Cybersecurity measures in more sectors will improve digital security in the Netherlands and the EU

The introduction of better cybersecurity measures for network and information systems and a reporting obligation for serious cyber incidents should significantly improve digital security in the EU. From mid-2024, key players in the food industry (industrial food producers and distributors such as large supermarket chains), as well as entities in the chemical industry, manufacturing, waste processing, postal and delivery services and data centres, will be required to take appropriate cybersecurity measures. Today, the EU member states and the European Parliament reached a provisional political agreement on a revised version of the EU’s current Network and Information Security (NIS) Directive: NIS2. The Netherlands has been working towards appropriate European legislation in this area for years.

Minister Yeşilgöz-Zegerius of Justice and Security explains that national borders do not provide a barrier against cyber incidents:
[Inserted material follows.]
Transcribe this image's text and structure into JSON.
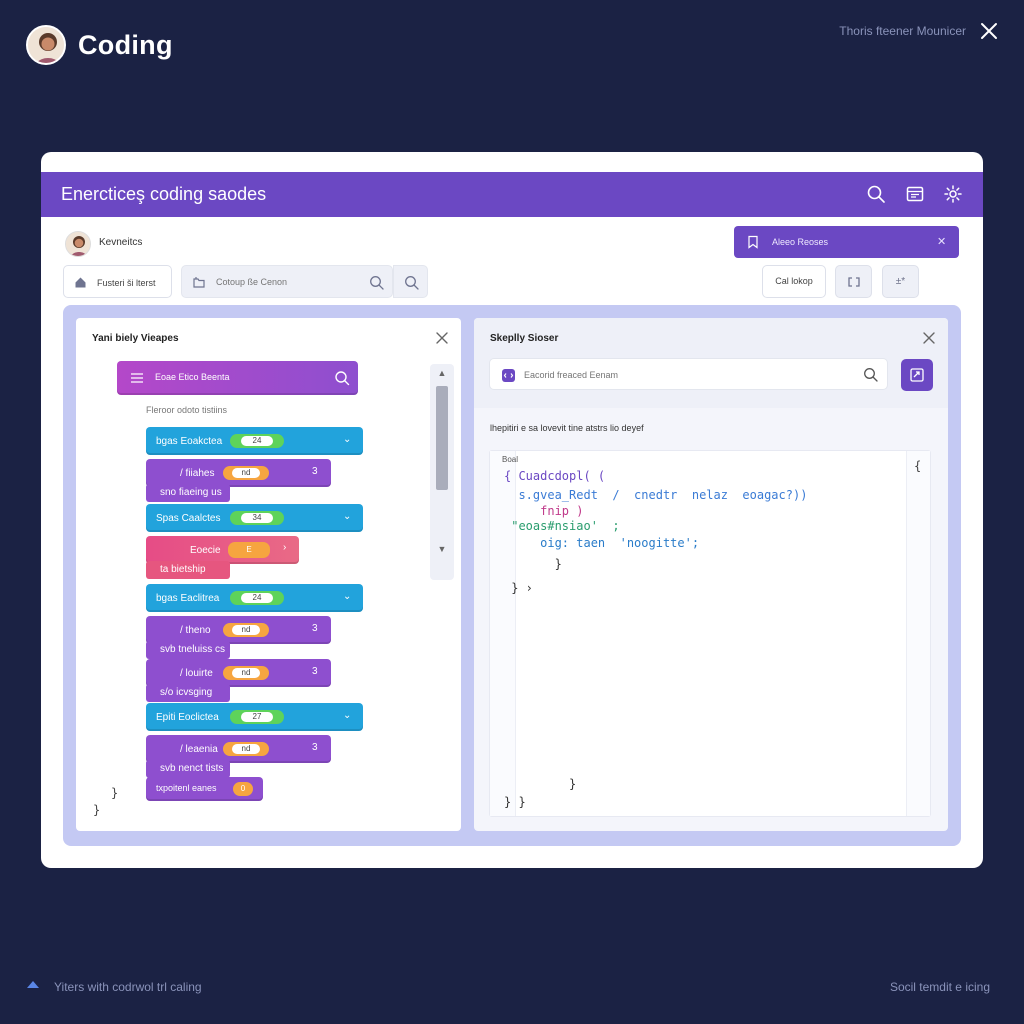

‘We are increasingly reliant on digital processes, particularly since more people are working from home following the coronavirus pandemic. We are also seeing a growing threat from criminals as well as state actors, which will not recede any time soon now that war is raging just across the EU’s eastern borders. That is why we now need to take the next step towards raising the level of cybersecurity in the EU, to prevent that cyber incidents disrupt our society.’
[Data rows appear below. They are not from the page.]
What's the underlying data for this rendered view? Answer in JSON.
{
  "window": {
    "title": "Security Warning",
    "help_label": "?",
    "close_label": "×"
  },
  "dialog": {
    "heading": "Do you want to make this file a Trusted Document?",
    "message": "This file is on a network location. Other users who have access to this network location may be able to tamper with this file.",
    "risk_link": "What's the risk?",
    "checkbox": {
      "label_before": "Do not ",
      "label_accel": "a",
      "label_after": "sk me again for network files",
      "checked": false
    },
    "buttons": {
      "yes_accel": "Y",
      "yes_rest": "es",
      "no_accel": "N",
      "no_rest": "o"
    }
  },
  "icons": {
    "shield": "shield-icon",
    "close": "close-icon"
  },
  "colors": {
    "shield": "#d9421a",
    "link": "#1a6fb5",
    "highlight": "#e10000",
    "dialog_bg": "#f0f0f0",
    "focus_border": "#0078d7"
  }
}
Minister Micky Adriaansens of Economic Affairs and Climate Policy:

‘We should remain alert to the risks of cyberattacks, which can have huge consequences, such as empty shelves in shops or production stoppages at industrial plants. It is the responsibility of businesses and consumers to take cybersecurity precautions. That having been said, this legislation will enable us to take a step forward in raising the level of cybersecurity among medium-sized and large entities in key sectors.’
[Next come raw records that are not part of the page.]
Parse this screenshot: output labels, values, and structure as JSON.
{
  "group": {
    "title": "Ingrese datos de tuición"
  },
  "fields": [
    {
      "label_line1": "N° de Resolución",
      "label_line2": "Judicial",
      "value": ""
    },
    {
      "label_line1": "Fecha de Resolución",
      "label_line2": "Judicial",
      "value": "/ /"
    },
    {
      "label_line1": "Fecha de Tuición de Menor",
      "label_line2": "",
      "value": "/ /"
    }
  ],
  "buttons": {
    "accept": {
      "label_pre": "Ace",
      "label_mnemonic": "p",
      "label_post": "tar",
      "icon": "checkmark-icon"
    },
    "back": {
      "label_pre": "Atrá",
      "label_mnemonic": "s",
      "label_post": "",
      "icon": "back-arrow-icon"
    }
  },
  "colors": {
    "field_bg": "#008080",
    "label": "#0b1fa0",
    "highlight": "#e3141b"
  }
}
Improving cybersecurity in supply chains and handling of incidents

Under the current Network and Information Security Directive, the Dutch government has already identified providers of essential services (such as banks, drinking water suppliers and energy suppliers) and digital service providers that must adopt cybersecurity measures and report serious cyber incidents. This is also supervised. The National Cyber Security Centre (NCSC), part of the Ministry of Justice and Security, offers support and advice to the providers of essential services, while the Computer Security Incident Response Team (CSIRT-DSP), part of the Ministry of Economic Affairs and Climate Policy, offers this to the relevant digital service providers.

The number of sectors covered by this legislation will be significantly increased from mid-2024. Under the new NIS2 Directive, service providers will be classified into two categories: essential service providers and important service providers. The essential service providers, mainly consisting of entities operating in key sectors in the Netherlands, will be proactively supervised. The important service providers will be subject to a reactive supervisory regime, whereby supervision is triggered by indications of an incident. The latter are mostly medium-sized and large entities where a potential disruption of services would not have serious societal or economic consequences. In addition to the reporting obligation, all service providers in scope of the NIS2 Directive will be required to take security measures as part of their duty of care. This concerns, among other things, taking steps to increase the security of their supply chain and to ensure proper handling of cyber incidents.

Following the adoption of the provisional agreement by the European Parliament, the new NIS2 Directive is expected to be published this autumn, after which it can be transposed into national legislation from mid-2024.